Edward Hugh is only able to update this blog from time to time, but he does run a lively Twitter account with plenty of Japan related comment. He also maintains a collection of constantly updated Japan data charts with short updates on a Storify dedicated page Is Japan Once More Back in Deflation?

Thursday, August 21, 2008

Japan's Imports Rebound In July, But Trade Surplus Narrows

Japan's exports rebounded in July, a month which saw China replace the U.S. as the nation's largest customer. Overseas shipments were 8.1 percent from a year earlier, after declining for the first time since 2003 in June, according to data from the Finance Ministry in Tokyo today. Exports to China climbed 16.8 percent while shipments to the U.S. were down 11.5 percent on the year.

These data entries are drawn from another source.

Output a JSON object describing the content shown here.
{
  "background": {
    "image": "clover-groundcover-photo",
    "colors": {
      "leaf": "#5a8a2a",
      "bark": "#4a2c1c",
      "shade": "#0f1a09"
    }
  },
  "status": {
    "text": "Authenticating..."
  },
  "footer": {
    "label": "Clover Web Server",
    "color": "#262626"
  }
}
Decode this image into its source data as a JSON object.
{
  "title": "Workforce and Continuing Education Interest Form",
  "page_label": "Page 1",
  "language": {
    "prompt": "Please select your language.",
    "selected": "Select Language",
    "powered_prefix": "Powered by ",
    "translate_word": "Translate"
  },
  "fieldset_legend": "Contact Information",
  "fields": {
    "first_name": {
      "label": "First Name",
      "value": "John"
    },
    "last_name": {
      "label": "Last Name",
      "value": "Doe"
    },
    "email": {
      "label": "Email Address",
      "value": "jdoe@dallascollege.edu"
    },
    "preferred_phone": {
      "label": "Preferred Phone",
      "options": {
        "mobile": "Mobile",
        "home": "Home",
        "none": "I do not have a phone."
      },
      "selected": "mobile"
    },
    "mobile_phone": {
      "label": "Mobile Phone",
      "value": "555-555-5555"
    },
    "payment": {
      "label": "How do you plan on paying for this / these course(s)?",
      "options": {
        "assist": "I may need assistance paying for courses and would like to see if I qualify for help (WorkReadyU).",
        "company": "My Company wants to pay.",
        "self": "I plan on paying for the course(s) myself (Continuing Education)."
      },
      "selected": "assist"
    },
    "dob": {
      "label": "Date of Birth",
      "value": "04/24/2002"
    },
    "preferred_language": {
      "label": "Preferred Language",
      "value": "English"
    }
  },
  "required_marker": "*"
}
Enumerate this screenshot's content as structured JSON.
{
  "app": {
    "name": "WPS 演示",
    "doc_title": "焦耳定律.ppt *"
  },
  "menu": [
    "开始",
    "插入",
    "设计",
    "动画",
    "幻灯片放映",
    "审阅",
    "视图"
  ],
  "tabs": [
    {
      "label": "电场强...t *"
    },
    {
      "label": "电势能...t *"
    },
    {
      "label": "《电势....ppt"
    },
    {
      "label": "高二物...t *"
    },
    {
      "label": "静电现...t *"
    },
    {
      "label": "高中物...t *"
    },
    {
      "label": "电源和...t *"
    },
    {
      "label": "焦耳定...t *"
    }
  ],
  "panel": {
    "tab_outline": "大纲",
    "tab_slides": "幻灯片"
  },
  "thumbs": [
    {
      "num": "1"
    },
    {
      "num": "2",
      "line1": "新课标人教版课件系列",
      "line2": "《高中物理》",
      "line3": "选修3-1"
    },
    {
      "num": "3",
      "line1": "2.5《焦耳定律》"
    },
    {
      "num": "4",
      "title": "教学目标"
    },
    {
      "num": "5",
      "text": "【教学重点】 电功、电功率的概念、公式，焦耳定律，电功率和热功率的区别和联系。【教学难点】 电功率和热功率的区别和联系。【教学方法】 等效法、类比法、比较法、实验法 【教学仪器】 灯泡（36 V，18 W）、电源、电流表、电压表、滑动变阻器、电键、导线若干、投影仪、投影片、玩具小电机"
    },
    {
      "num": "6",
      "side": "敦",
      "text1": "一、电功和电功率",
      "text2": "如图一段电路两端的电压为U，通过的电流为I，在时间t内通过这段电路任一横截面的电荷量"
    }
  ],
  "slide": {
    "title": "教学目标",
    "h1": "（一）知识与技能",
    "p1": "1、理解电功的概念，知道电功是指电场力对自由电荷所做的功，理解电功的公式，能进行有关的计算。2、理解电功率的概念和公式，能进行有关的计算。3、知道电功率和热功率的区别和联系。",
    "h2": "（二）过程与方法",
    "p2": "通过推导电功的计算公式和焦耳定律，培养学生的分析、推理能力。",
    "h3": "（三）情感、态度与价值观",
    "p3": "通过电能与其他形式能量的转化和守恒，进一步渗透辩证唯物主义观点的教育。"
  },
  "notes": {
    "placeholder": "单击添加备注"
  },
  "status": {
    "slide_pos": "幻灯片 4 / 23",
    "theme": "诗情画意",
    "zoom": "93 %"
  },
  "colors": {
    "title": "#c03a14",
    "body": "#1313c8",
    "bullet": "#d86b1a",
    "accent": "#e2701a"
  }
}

Exports to China rose to a record 1.29 trillion yen, exceeding the value of those sent to the U.S. for the first time. Shipments to the U.S. fell to 1.28 trillion yen, the 11th consecutive month of annual decline. Goods shipped to Asia advanced 12.7 percent to 3.86 trillion yen, the highest ever, and exports to Europe gained 4.1 percent, the first increase in three months.

Imports however also surged by 18.2 percent last month, the fastest pace in two years, narrowing the trade surplus to 91.1 billion yen ($830 million). Oil climbed to a record $147 a barrel in July. Japan imports virtually all of its fuel. So - as we can see in the chart below - in headline GDP terms the net trade effect is declining steadily at the moment. And bond prices rose and yields fell on the trade deficit news, with the yield on the 1.5 percent bond due June 2018 falling 3 basis points to 1.41 percent at 4:18 p.m. in Tokyo at Japan Bond Trading Co., Japan's largest interdealer debt broker. The price rose 0.260 yen to 100.776 yen. The yield is now at its lowest level since April 21.

Imports to many emerging economies continued to grow, with Russia up an annual 45.8%, Indonesia up an annual 35.4%, Vietnam an annual 27.2% and Brazil and annual 50.5%. Of course all of these are oil exporters, and imports from them all rose substantially too.